» **WORK INSTRUCTIONS**
The records appear below. Report how many of their lines contain the word "value", giving the number alone.

» **SUPPLIED DATA**
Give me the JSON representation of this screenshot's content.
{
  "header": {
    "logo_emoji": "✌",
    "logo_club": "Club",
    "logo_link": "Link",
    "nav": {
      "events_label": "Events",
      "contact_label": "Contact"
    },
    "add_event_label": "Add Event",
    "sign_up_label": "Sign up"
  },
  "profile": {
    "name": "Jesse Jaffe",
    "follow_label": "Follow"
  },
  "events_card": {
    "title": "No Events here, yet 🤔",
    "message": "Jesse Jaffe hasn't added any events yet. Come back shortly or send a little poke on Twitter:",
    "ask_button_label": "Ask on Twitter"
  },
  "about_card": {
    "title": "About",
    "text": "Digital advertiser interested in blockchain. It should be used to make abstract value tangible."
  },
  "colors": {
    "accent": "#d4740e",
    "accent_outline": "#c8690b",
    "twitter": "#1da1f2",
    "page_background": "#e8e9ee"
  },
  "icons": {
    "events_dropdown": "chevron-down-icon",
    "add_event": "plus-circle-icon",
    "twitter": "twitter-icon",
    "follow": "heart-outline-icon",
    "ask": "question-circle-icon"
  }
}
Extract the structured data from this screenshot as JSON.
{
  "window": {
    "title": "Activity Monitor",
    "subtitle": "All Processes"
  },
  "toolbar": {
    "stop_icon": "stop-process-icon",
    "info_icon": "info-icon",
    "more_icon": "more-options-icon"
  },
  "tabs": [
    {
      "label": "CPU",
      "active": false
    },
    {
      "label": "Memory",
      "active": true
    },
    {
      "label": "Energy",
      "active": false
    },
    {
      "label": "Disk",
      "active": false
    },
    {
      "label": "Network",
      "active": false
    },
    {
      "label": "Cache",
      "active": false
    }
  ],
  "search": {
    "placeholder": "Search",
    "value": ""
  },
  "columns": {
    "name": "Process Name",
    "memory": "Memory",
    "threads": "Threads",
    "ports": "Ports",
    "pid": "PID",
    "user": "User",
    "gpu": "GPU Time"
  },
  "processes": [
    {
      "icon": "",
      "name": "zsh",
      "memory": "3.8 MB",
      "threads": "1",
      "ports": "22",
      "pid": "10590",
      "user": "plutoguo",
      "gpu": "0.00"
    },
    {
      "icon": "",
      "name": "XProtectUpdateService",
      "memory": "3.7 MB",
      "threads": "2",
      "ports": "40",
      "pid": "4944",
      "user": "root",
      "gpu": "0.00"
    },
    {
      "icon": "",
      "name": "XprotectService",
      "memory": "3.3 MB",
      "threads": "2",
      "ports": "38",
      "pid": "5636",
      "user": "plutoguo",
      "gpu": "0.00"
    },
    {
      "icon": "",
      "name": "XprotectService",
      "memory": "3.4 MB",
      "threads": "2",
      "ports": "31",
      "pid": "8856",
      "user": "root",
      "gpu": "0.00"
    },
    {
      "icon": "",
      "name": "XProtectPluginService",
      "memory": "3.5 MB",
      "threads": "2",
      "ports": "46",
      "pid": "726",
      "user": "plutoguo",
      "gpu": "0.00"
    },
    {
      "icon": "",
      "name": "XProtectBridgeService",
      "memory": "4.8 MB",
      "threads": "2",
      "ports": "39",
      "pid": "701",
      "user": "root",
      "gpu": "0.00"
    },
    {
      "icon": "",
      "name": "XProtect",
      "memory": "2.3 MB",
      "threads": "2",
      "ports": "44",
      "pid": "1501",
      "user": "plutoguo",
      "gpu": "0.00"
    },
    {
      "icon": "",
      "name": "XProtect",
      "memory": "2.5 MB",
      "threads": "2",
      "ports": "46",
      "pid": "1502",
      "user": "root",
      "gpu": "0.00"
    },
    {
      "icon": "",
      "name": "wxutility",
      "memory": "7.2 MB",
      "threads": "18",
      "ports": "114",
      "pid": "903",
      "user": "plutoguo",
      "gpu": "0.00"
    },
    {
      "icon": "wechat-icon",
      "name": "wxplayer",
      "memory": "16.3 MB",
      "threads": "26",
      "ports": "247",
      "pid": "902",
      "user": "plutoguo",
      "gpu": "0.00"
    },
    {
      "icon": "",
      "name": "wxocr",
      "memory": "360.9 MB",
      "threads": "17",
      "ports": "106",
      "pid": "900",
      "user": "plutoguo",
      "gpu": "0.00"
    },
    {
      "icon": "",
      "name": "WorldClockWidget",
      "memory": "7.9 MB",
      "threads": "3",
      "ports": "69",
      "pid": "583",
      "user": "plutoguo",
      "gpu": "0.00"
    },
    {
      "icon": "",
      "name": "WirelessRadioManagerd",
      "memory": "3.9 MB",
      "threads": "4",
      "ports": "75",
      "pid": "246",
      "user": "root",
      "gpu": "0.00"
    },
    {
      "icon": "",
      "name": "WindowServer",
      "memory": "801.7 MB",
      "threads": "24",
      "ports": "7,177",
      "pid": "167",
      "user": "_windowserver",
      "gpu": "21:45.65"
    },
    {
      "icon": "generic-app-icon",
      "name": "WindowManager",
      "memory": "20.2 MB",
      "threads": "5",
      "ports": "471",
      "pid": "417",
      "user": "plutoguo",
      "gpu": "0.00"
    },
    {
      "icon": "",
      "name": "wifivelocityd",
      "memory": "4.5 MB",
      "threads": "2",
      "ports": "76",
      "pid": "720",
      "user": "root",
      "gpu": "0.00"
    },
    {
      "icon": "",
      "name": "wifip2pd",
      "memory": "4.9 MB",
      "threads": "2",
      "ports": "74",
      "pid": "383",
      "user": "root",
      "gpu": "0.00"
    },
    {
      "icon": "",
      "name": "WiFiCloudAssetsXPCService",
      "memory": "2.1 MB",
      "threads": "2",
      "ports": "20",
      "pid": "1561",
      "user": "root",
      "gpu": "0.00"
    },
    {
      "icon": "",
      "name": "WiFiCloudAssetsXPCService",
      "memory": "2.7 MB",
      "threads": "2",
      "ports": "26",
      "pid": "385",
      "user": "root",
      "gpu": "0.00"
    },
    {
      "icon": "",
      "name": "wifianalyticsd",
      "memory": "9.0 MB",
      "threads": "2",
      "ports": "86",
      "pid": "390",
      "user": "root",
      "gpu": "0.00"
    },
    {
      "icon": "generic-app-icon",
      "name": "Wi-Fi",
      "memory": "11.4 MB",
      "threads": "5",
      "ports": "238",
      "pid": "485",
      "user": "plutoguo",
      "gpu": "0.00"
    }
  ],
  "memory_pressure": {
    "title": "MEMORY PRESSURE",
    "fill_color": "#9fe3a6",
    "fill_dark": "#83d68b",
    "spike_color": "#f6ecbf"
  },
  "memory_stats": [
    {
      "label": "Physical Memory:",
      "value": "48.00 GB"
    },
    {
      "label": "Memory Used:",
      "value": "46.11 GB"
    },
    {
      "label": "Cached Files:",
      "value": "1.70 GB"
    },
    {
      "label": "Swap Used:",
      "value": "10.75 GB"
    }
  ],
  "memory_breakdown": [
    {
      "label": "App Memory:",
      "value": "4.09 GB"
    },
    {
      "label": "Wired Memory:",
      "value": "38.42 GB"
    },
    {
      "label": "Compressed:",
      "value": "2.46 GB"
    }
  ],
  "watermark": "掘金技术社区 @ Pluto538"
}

» **EXERCISE OUTPUT**
9